TASK REQUIREMENTS:
Would you return the data exactly as given, except for its pictures?

┄┄┄┄┄┄┄┄┄┄

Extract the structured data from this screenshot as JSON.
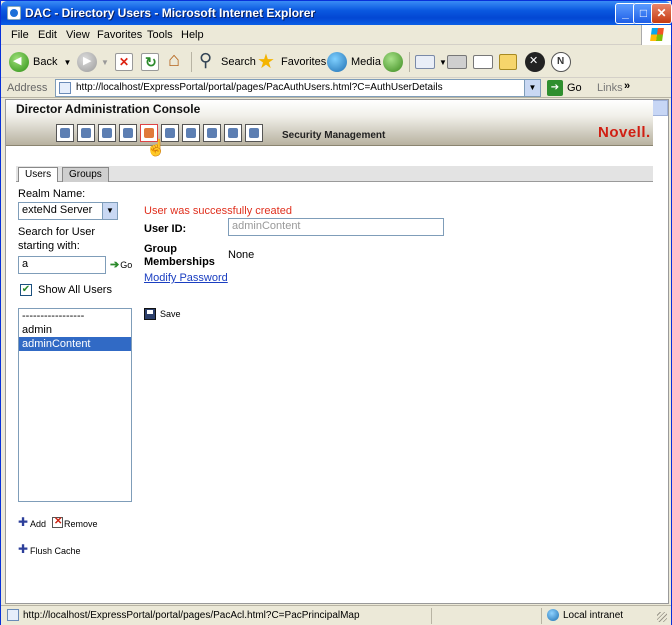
{
  "window": {
    "title": "DAC - Directory Users - Microsoft Internet Explorer"
  },
  "menu": [
    "File",
    "Edit",
    "View",
    "Favorites",
    "Tools",
    "Help"
  ],
  "toolbar": {
    "back_label": "Back",
    "search_label": "Search",
    "favorites_label": "Favorites",
    "media_label": "Media"
  },
  "address": {
    "label": "Address",
    "url": "http://localhost/ExpressPortal/portal/pages/PacAuthUsers.html?C=AuthUserDetails",
    "go_label": "Go",
    "links_label": "Links"
  },
  "dac": {
    "title": "Director Administration Console",
    "section": "Security Management",
    "brand": "Novell."
  },
  "tabs": {
    "users": "Users",
    "groups": "Groups"
  },
  "left": {
    "realm_label": "Realm Name:",
    "realm_value": "exteNd Server",
    "search_label_1": "Search for User",
    "search_label_2": "starting with:",
    "search_value": "a",
    "go_label": "Go",
    "show_all_label": "Show All Users",
    "show_all_checked": true,
    "users": [
      "-----------------",
      "admin",
      "adminContent"
    ],
    "selected_user": "adminContent",
    "add_label": "Add",
    "remove_label": "Remove",
    "flush_label": "Flush Cache"
  },
  "details": {
    "success_message": "User was successfully created",
    "userid_label": "User ID:",
    "userid_value": "adminContent",
    "group_label_1": "Group",
    "group_label_2": "Memberships",
    "group_value": "None",
    "modify_password": "Modify Password",
    "save_label": "Save"
  },
  "status": {
    "url": "http://localhost/ExpressPortal/portal/pages/PacAcl.html?C=PacPrincipalMap",
    "zone": "Local intranet"
  },
  "colors": {
    "titlebar": "#0a58e0",
    "success": "#e0301e",
    "link": "#1a3ec1",
    "brand": "#d01e12",
    "selection": "#316ac5"
  }
}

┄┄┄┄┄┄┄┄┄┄

SOLVED EXERCISE:
Extract the structured data from this screenshot as JSON.
{
  "window": {
    "title": "DAC - Directory Users - Microsoft Internet Explorer"
  },
  "menu": [
    "File",
    "Edit",
    "View",
    "Favorites",
    "Tools",
    "Help"
  ],
  "toolbar": {
    "back_label": "Back",
    "search_label": "Search",
    "favorites_label": "Favorites",
    "media_label": "Media"
  },
  "address": {
    "label": "Address",
    "url": "http://localhost/ExpressPortal/portal/pages/PacAuthUsers.html?C=AuthUserDetails",
    "go_label": "Go",
    "links_label": "Links"
  },
  "dac": {
    "title": "Director Administration Console",
    "section": "Security Management",
    "brand": "Novell."
  },
  "tabs": {
    "users": "Users",
    "groups": "Groups"
  },
  "left": {
    "realm_label": "Realm Name:",
    "realm_value": "exteNd Server",
    "search_label_1": "Search for User",
    "search_label_2": "starting with:",
    "search_value": "a",
    "go_label": "Go",
    "show_all_label": "Show All Users",
    "show_all_checked": true,
    "users": [
      "-----------------",
      "admin",
      "adminContent"
    ],
    "selected_user": "adminContent",
    "add_label": "Add",
    "remove_label": "Remove",
    "flush_label": "Flush Cache"
  },
  "details": {
    "success_message": "User was successfully created",
    "userid_label": "User ID:",
    "userid_value": "adminContent",
    "group_label_1": "Group",
    "group_label_2": "Memberships",
    "group_value": "None",
    "modify_password": "Modify Password",
    "save_label": "Save"
  },
  "status": {
    "url": "http://localhost/ExpressPortal/portal/pages/PacAcl.html?C=PacPrincipalMap",
    "zone": "Local intranet"
  },
  "colors": {
    "titlebar": "#0a58e0",
    "success": "#e0301e",
    "link": "#1a3ec1",
    "brand": "#d01e12",
    "selection": "#316ac5"
  }
}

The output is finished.